Why the robots won’t be taking your underground mining job anytime soon

There has been a lot written about the impending automation of the Australian Hardrock mining industry. These reports have caused many people to dismiss the idea of a new career in mining. “What’s the point if you are going to get replaced in a few years” is the attitude of most. It has become an endless stream of articles on how automation is going to replace miners in 5 years or less. I just wanted to explain why the majority of the miners in Australia aren’t going to be replace anytime soon. Its due to the strict rules regarding the use of remote controlled equipment on Western Australian mine sites (as Western Australia goes, so does the rest of the country in Hardrock underground mining).

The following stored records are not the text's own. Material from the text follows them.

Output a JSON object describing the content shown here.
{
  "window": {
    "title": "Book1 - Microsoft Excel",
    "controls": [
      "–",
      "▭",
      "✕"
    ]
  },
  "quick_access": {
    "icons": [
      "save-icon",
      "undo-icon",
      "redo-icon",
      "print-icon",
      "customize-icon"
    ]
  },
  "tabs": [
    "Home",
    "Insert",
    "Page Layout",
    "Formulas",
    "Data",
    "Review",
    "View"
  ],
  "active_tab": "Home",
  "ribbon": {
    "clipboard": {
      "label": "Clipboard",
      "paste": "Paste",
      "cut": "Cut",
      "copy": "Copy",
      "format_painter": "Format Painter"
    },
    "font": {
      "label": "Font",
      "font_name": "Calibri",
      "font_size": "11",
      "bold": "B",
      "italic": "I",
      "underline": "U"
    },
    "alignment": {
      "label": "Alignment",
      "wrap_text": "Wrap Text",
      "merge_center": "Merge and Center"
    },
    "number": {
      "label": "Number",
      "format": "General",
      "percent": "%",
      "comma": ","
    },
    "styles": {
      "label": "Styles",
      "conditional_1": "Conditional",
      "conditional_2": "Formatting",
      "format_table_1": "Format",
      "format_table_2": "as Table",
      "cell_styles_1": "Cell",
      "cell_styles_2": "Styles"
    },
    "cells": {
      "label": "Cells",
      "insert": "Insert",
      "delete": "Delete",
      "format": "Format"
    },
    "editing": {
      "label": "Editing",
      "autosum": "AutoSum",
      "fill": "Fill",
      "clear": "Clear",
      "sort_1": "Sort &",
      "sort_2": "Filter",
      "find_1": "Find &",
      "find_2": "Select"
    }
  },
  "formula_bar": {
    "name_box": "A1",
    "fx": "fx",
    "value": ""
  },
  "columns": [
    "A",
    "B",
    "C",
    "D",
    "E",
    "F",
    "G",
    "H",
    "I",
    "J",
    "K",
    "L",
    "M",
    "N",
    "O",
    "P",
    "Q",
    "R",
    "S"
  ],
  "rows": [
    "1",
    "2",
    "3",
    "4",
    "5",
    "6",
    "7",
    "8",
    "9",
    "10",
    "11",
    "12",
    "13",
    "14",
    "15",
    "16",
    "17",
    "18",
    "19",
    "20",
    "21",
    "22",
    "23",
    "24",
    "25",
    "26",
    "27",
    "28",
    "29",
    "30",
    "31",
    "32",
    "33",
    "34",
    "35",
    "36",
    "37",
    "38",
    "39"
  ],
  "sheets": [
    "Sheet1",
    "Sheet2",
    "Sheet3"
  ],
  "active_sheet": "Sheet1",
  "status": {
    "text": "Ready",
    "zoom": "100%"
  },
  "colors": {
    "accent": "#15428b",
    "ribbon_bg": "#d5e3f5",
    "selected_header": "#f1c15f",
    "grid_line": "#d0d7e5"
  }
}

Western Australia Mines Safety and Inspection Regulations 1995
10.45. Remote controlled equipment
If any equipment (including any diesel or electrically powered unit) is to be operated on remote control in an underground mine, each responsible person at the mine must ensure that
— (a) a written procedure is developed and followed that provides a standard system of operating equipment in the remote control mode that minimizes the risk of injury to the operator and other persons;

I have included the regulation that I believe gets to the point as why hardrock underground mining isn’t going to be automated any time soon. It’s the “standard system of operating” that’s important. We currently have some of the safest Hardrock underground mines in the world, because of these “standard system of work” we use as an industry.

The standard that is currently being used means, all automated and remote controlled equipment have to be operated in an exclusion zone. Before anyone can enter the area, all automated and remote controlled equipment has to be stopped and shut down. The person entering the area must have the permission of the remote operator before entering, to make sure the machine has stopped and is off. This means in mines that have pit ramps or an underground decline, that are required to be used by all the mines vehicles, to access the different work areas, remote controlled trucks quickly become unworkable. These remote trucks are only workable in strip mines and sand oil mines where there is lots of room to have two access roads, one for the remote trucks (the exclusion zone), the other for people, like Rio are doing in the north of WA.

If all the traffic has to use the same road way, then every time a LV (ute) with a person in it uses that ramp or decline, the automated trucks would have to stop. It just makes the mine unworkable, because the number of people required to do different jobs, at different times, in the work areas, can’t be changed, if you are going to keep a large mine working. The survey department, geo’s, production engineer, nipper, shift boss, foreman, charge up, service crew, underground manager, sparky’s and fitters are all required in the working areas. Each shift they work, to keep the mine producing and on schedule. You just wouldn’t get enough ore out to meet production targets, no matter how many trucks you try to run. Not if they have to stop every time someone enters the exclusion zone.

To make this happen, like everyone is talking about will require the written permission from a mines inspector. When I talk to my peers about this, everyone is in agreement. We can’t see the mines department changing a law that has made the work place so much safer anytime soon. So how did we arrive at this standard?

Sadly, a number of people were killed operating remote control equipment from the late 80’s till the late 90’s before tele remotes were introduced. One of the early (world first) actions of the state mines inspectors was to make an exclusion zone for remote equipment. This quickly became the standard and lead to laser barriers, that when broken, acted as a kill switch to the machine. Part of the safety test at the start of shift was/still is to test the barrier, to make sure the equipment stops. As well as the laser barrier in underground mines it has become standard practices to install a physical barrier at the entrance to the level on which remote controlled equipment is being used. Either 3-5 buckets of rocks or a purpose made concrete barrier that service crew put in place with the forks on an IT (integrated tool carrier).

Over the last 20years as both a crew safety rep and a working shift boss I have had the pleasure of meeting my fair share of mines inspectors. One thing that I learnt is, a Mining Inspector will only tell you, what they don’t like and that it needs to be fixed. They will never ever tell you how you should fix the problem, only that it needs to be fixed. I asked why years ago and got told that the reason an inspector won’t tell you how to fix the problem is, it makes them responsible if anything goes wrong. This is why I can’t see an inspector feeling safe/confidant enough to put their name on an automation plan that sees LV’s with people in them operating around remote controlled trucks. It’s going to be very hard to change the standards.

I hope that makes sense. Like I have said before, I believe the real story is the large number of well payed jobs that lots people aren’t applying for because they believe the job won’t be there in 5 years time. When the reality is, a person starting in the industry today will be able to see out their working career easily, making good money the whole time . If this sounds like something you want to do then check out my “Workready” package to get a start in the industry.

Until next time, I hope you get the job you want.


The Mining Coach